The following sections include Linux system administration procedures that can be useful for Control Center administrators.

Cleaning up logs on RHEL/CentOS systems

Control Center (serviced) uses the systemd journal facility to store its log messages. If the logs are cluttered with old messages, it can be time-consuming to get to the latest messages.

The following command removes all but the last 24 hours worth of log messages:

journalctl --vacuum-time=1d

Note that the preceding command removes log messages for all applications that use the systemd journal facility, not just serviced messages.

For more information, refer to the journalctl man page on your host.

Creating a self-signed security certificate

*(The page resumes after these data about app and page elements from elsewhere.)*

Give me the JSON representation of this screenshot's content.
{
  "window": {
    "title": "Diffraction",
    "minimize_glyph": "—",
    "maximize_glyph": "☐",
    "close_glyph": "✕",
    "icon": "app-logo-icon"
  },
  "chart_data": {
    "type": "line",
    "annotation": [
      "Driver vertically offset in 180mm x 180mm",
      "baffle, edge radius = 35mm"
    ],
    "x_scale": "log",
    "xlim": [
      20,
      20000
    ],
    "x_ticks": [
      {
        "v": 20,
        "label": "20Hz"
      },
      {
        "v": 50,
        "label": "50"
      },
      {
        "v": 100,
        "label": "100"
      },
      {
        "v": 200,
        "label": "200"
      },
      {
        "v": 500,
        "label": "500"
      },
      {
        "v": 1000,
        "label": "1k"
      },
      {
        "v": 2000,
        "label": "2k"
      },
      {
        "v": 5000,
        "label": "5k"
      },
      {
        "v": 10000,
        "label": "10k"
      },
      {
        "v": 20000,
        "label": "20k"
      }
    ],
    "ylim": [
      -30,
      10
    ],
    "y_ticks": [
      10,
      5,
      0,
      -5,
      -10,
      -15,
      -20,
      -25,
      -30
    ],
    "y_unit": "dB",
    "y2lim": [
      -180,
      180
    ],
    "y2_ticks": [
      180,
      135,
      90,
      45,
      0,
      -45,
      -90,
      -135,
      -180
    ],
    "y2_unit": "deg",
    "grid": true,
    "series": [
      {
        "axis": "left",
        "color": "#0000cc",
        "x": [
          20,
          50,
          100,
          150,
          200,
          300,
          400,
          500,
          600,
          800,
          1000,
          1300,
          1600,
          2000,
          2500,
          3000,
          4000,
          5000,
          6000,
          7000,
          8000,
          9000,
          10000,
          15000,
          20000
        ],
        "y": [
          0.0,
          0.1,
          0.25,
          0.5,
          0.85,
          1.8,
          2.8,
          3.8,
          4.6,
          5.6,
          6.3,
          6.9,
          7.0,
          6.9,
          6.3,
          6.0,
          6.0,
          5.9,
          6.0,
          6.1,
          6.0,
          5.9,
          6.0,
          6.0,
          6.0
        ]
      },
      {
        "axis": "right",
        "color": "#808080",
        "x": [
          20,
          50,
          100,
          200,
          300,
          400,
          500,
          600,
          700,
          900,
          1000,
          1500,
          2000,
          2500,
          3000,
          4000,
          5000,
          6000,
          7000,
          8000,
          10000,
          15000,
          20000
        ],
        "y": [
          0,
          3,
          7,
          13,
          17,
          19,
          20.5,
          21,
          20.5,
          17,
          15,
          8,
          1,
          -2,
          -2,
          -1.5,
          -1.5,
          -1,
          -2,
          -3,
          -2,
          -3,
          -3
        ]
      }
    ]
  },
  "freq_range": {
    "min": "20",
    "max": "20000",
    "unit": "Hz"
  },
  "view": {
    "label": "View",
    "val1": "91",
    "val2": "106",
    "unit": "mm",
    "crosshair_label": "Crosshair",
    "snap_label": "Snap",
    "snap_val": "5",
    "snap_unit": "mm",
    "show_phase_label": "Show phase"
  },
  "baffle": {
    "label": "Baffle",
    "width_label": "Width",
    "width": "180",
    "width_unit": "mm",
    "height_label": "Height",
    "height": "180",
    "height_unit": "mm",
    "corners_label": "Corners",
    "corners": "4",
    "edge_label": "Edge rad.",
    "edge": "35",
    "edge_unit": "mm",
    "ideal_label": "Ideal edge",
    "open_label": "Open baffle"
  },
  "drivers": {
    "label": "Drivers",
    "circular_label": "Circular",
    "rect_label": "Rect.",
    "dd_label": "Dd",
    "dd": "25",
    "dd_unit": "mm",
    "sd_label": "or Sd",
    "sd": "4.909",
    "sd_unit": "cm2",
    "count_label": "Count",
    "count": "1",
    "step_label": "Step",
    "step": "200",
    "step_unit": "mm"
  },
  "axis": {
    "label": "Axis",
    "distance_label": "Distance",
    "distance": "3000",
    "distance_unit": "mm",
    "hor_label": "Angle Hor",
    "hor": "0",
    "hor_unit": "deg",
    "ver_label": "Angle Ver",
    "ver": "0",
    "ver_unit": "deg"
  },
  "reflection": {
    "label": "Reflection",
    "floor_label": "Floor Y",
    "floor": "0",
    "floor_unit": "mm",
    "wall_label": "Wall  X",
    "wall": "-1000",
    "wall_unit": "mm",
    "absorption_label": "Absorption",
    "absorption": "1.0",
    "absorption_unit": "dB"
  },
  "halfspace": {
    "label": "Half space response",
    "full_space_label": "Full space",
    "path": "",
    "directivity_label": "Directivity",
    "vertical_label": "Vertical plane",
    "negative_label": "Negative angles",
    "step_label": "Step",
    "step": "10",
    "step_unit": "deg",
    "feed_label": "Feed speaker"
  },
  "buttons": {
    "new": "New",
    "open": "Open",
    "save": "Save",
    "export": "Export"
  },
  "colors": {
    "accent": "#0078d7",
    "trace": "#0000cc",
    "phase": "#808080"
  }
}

If your organization does not have its own security certificate or if you cannot gain access to a copy of it, use this procedure to generate a self-signed security certificate.

Follow these steps:

  1. Log in to the Control Center master host as root or as a user with superuser privileges.

  2. Create a temporary directory for the new certificates and change to it.

    mkdir /tmp/certUpdate && cd /tmp/certUpdate
  3. Create a variable for the domain name of the Control Center master host. Replace <FQDN> with the fully-qualified domain name of the host:

  4. Create additional variables for the location and name of your organization. Replace the items in angle brackets with appropriate values:

  5. Create a variable for the number of days until the certificate expires. Replace <Days> with a numeric value; for example, 1825 (5 years):

  6. Create a certificate configuration file. Use your pointer to copy the following text, and then paste it into your terminal session.

    cat <<EOF > cert.cnf
    distinguished_name = req_distinguished_name
    x509_extensions = v3_req
    prompt = no
    O = $CERT_ORG
    subjectKeyIdentifier = hash
    authorityKeyIdentifier = keyid,issuer
    basicConstraints = CA:TRUE
    subjectAltName = @alt_names
    DNS.1 = $CERT_FQDN
    DNS.2 = *.$CERT_FQDN
    ## add DNS.? entries as desired here
  7. Create a certificate.

    openssl req -x509 -newkey rsa:4096 -nodes -config ./cert.cnf -keyout $CERT_FQDN.key -out $CERT_FQDN.crt -days $CERT_EXP
  8. Verify the certificate.

    openssl x509 -in ./$CERT_FQDN.crt -text -noout
  9. Install the certificate for Control Center use. For more information, see Optional: Installing a security certificate.